*Activity*. Take from the material every line containing the string "records" and copy it.

··· The data ···

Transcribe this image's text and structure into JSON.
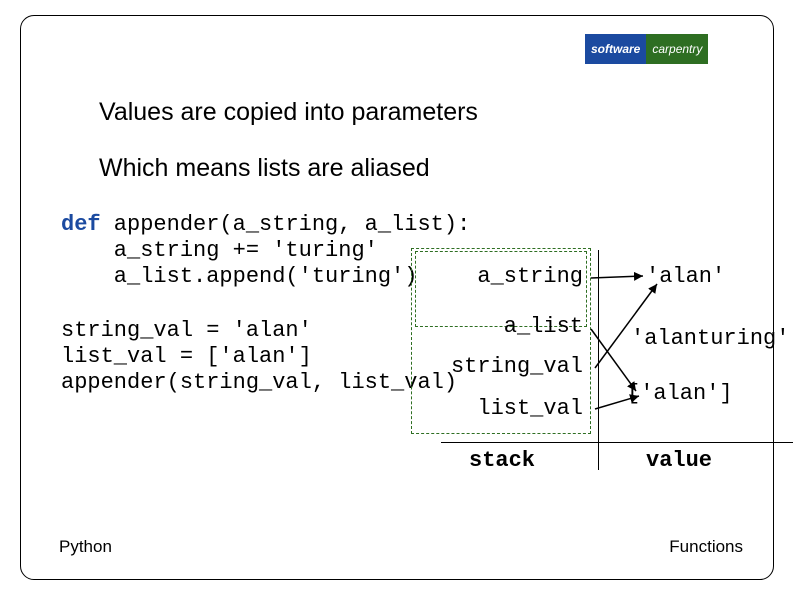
{
  "logo": {
    "left": "software",
    "right": "carpentry"
  },
  "bullets": {
    "b1": "Values are copied into parameters",
    "b2": "Which means lists are aliased"
  },
  "code": {
    "kw_def": "def",
    "line1_rest": " appender(a_string, a_list):",
    "line2": "    a_string += 'turing'",
    "line3": "    a_list.append('turing')",
    "line4": "string_val = 'alan'",
    "line5": "list_val = ['alan']",
    "line6": "appender(string_val, list_val)"
  },
  "stack": {
    "a_string": "a_string",
    "a_list": "a_list",
    "string_val": "string_val",
    "list_val": "list_val",
    "header_stack": "stack",
    "header_value": "value"
  },
  "values": {
    "alan": "'alan'",
    "alanturing": "'alanturing'",
    "list_alan": "['alan']"
  },
  "footer": {
    "left": "Python",
    "right": "Functions"
  }
}
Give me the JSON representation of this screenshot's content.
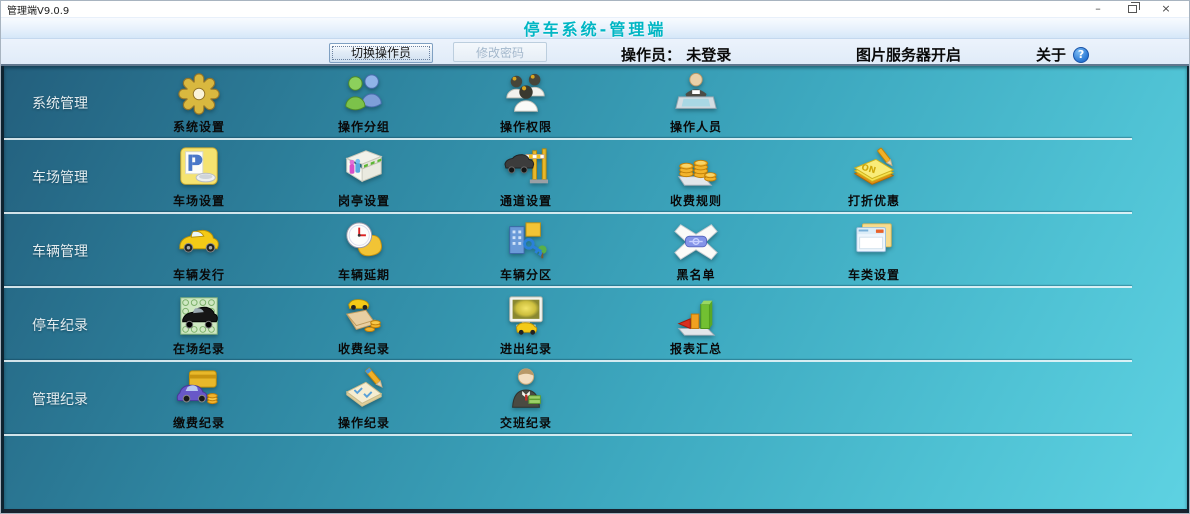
{
  "window": {
    "title": "管理端V9.0.9",
    "controls": {
      "minimize": "–",
      "close": "×"
    }
  },
  "header": {
    "title": "停车系统-管理端"
  },
  "toolbar": {
    "switch_operator": "切换操作员",
    "change_password": "修改密码",
    "operator_status": "操作员： 未登录",
    "image_server_status": "图片服务器开启",
    "about_label": "关于",
    "help_glyph": "?"
  },
  "colors": {
    "header_title": "#00b6c4",
    "main_gradient_top": "#235f7d",
    "main_gradient_bottom": "#5ed2e2",
    "divider": "#eef6f8",
    "item_label": "#0a0a0a"
  },
  "menu": {
    "rows": [
      {
        "category": "系统管理",
        "items": [
          {
            "id": "system-settings",
            "label": "系统设置",
            "icon": "gear"
          },
          {
            "id": "operator-groups",
            "label": "操作分组",
            "icon": "group"
          },
          {
            "id": "operator-permissions",
            "label": "操作权限",
            "icon": "perms"
          },
          {
            "id": "operator-staff",
            "label": "操作人员",
            "icon": "operator"
          }
        ]
      },
      {
        "category": "车场管理",
        "items": [
          {
            "id": "parking-lot-settings",
            "label": "车场设置",
            "icon": "parking"
          },
          {
            "id": "booth-settings",
            "label": "岗亭设置",
            "icon": "booth"
          },
          {
            "id": "channel-settings",
            "label": "通道设置",
            "icon": "gate"
          },
          {
            "id": "fee-rules",
            "label": "收费规则",
            "icon": "coins"
          },
          {
            "id": "discount-offers",
            "label": "打折优惠",
            "icon": "discount"
          }
        ]
      },
      {
        "category": "车辆管理",
        "items": [
          {
            "id": "vehicle-issue",
            "label": "车辆发行",
            "icon": "car"
          },
          {
            "id": "vehicle-extension",
            "label": "车辆延期",
            "icon": "clock"
          },
          {
            "id": "vehicle-partition",
            "label": "车辆分区",
            "icon": "partition"
          },
          {
            "id": "blacklist",
            "label": "黑名单",
            "icon": "blacklist"
          },
          {
            "id": "vehicle-class",
            "label": "车类设置",
            "icon": "cards"
          }
        ]
      },
      {
        "category": "停车纪录",
        "items": [
          {
            "id": "onsite-records",
            "label": "在场纪录",
            "icon": "onsite"
          },
          {
            "id": "charge-records",
            "label": "收费纪录",
            "icon": "wallet"
          },
          {
            "id": "inout-records",
            "label": "进出纪录",
            "icon": "monitor"
          },
          {
            "id": "report-summary",
            "label": "报表汇总",
            "icon": "chart"
          }
        ]
      },
      {
        "category": "管理纪录",
        "items": [
          {
            "id": "payment-records",
            "label": "缴费纪录",
            "icon": "payment"
          },
          {
            "id": "operation-records",
            "label": "操作纪录",
            "icon": "oplog"
          },
          {
            "id": "shift-records",
            "label": "交班纪录",
            "icon": "shift"
          }
        ]
      }
    ]
  }
}
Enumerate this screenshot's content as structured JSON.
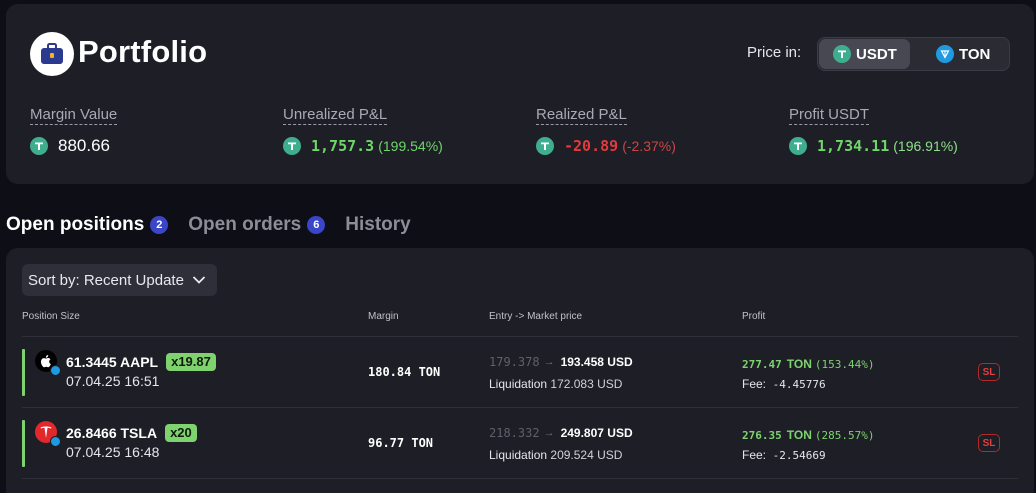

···

*Exercise result*.
            "id": "onsite-records",
            "id": "charge-records",
            "id": "inout-records",
            "id": "payment-records",
            "id": "operation-records",
            "id": "shift-records",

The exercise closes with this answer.